Do you spend much time thinking about time? Most of us spend a lot of time thinking how little time we have, but that's not the same thing. We spend little time actually thinking about time, which I'm coming to think is a big mistake.
Time is an economic resource, so it's surprising even economists don't think much about it. Apart from Stephen Hawking and his physicist mates, it's probably psychologists who do most of the thinking, but even they don't do much.
No matter how rich or poor we are, each of us gets the identical daily ration of precisely 24 hours. So it's one dimension of life working to reduce the gap between rich and poor.
But time is an economic resource in another sense. When we exchange time for money we use time as a means to an end. We use the money to buy things we hope will make us happy. But time is also an essential part of the end itself. We need time to enjoy the things we've bought with the money.
And the more time we spend earning money, the less time we have to enjoy ourselves - including by doing things that don't cost much if any money.
In an article in the Journal of Consumer Psychology, Jennifer Aaker, Melanie Rudd and Cassie Mogilner, marketing experts at Stanford and the University of Pennsylvania, remind us of the ultimate reason why time is an end as well as a means: the way each of us chooses to spend our time and the experiences we accumulate over the years quite literally constitute our lives.
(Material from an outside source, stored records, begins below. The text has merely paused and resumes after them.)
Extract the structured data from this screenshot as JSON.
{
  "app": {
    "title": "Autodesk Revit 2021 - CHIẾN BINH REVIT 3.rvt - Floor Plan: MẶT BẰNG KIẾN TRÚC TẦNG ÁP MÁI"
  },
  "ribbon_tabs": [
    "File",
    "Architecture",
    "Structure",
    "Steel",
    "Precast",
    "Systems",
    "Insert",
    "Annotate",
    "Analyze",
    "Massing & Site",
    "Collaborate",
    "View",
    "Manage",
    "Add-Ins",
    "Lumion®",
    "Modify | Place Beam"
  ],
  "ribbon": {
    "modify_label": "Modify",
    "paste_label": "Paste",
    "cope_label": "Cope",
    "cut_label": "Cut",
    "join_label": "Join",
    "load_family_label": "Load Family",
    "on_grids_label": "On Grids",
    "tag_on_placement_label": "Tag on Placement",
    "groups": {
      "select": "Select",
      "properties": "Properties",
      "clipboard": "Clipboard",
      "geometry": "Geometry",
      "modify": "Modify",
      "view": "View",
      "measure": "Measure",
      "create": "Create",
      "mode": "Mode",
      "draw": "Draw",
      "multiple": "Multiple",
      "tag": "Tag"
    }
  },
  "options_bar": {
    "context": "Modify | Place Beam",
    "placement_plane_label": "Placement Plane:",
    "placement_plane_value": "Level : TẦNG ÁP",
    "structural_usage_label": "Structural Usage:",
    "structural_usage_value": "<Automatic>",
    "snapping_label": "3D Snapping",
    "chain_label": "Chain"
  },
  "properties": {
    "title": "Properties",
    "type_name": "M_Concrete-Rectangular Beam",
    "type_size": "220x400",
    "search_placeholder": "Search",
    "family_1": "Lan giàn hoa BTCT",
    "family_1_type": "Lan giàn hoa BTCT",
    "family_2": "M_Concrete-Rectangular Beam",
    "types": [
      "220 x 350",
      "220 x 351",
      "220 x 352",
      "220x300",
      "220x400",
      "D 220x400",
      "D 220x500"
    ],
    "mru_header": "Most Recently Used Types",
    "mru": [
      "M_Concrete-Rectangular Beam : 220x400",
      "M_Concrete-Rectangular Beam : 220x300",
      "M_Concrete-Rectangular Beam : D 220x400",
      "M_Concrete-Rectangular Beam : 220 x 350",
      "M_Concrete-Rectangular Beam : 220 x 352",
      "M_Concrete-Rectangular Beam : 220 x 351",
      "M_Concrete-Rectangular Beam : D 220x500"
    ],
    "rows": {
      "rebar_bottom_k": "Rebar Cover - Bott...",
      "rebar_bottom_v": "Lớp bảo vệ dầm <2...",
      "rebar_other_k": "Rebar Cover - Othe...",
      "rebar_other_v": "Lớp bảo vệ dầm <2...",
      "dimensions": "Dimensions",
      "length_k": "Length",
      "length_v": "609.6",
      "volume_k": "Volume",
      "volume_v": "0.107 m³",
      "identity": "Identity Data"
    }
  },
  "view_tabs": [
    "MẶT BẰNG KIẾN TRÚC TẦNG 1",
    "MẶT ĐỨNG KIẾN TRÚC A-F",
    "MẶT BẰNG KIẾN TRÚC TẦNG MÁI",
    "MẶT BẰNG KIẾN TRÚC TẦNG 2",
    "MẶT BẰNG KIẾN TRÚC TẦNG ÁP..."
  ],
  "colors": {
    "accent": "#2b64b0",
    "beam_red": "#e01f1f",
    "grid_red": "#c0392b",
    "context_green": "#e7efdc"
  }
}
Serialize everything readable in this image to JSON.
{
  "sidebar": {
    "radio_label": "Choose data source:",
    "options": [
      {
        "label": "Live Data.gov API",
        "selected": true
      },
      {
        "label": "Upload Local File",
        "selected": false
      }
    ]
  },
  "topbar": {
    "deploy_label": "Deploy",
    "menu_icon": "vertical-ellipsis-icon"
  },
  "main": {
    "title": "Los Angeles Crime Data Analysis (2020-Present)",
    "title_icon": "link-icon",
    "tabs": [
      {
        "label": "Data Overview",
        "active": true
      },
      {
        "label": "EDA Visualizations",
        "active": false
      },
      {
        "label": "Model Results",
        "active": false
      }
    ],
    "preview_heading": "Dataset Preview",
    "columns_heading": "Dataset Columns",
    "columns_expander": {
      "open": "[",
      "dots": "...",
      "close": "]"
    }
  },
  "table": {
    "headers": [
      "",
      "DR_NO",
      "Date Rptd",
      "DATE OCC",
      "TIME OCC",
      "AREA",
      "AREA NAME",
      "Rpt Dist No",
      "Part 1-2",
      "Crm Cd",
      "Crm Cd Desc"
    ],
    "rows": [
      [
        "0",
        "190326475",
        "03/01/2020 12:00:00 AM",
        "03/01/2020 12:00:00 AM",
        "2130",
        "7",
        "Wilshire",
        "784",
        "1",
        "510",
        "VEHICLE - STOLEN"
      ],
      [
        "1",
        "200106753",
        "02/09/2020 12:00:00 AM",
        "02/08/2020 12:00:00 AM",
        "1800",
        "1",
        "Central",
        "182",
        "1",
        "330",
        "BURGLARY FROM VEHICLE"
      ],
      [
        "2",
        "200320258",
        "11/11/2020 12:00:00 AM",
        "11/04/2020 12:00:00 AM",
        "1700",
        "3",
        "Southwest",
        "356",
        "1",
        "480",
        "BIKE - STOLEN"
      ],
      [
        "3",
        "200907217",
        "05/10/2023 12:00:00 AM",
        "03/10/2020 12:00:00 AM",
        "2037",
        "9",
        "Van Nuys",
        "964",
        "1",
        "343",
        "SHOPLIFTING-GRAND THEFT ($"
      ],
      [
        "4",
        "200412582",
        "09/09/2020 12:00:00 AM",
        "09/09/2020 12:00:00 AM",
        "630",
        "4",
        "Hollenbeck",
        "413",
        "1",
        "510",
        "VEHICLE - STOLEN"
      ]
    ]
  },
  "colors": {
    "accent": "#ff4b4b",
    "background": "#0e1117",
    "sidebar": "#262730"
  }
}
So let's forget money and focus on time. How can we maximise the "utility" - satisfaction or happiness - we derive from the limited, if unknown, quantity of time we've been allotted? The authors survey the psychological studies of time and distil them into a number of helpful hints.
Their first principle is: spend your time with the right people. Because we're social animals, the most satisfying thing we do is spend time with our nearest and dearest and close friends. We should allocate more of our time to being with them and enjoying the intimate conversations we have with them.
But if it's so satisfying, why do we need reminding? Because of all the time we need to devote to making money, but also because we seem to be programmed to worry more about getting money than about using our time in ways we find satisfying. We have an inbuilt bias to worry more about means than ends.
This raises the question of how we could get more joy from all the time we spend at work, but that's so important I'll leave it for a column of its own.
A less obvious principle is: enjoy the experience without spending the time. Research in neuroscience has shown that the part of the brain responsible for feeling pleasure can be activated by merely thinking about something pleasurable, such as drinking your favourite brand of beer or driving your favourite brand of sports car.
"In short, this research suggests that we might be just as well off, or even better off, if we imagine experiences, but not have them," the authors say.
If that sounds a bit whacky, try the next principle: expand your time. You can, of course, buy yourself more time by paying someone to do the household chores you don't enjoy (in my case, mowing the lawn and washing the car).
One way or another, the more discretionary time we can organise for ourselves, the more we're likely to enjoy our time. This is partly because of the two-way relationship between the scarcity of time and its value to us.
It's not just that having little makes it feel more valuable, the authors say. It's also that, according to research results, when time is more valuable, we perceive it to be scarcer.
Many people advocate focusing on the present moment rather than the future as a way of increasing happiness. This may work because research suggests being present-focused slows down our perception of the passage of time, allowing us to feel less rushed.
But get this: again according to the research, you can achieve a similar effect simply by taking long, slow breaths for, say, five minutes.
Having greater control over how we spend our time - or even just feeling that we do - makes us happier, less depressed and physically healthier. Freely chosen activities increase happiness, whereas obligatory activities lower it - unless, of course, we can get ourselves into the right frame of mind.
I've often thought that the way to feel more relaxed and rested after the weekend is to be less greedy about all the things you want to fit in. I think it, but I don't always do it.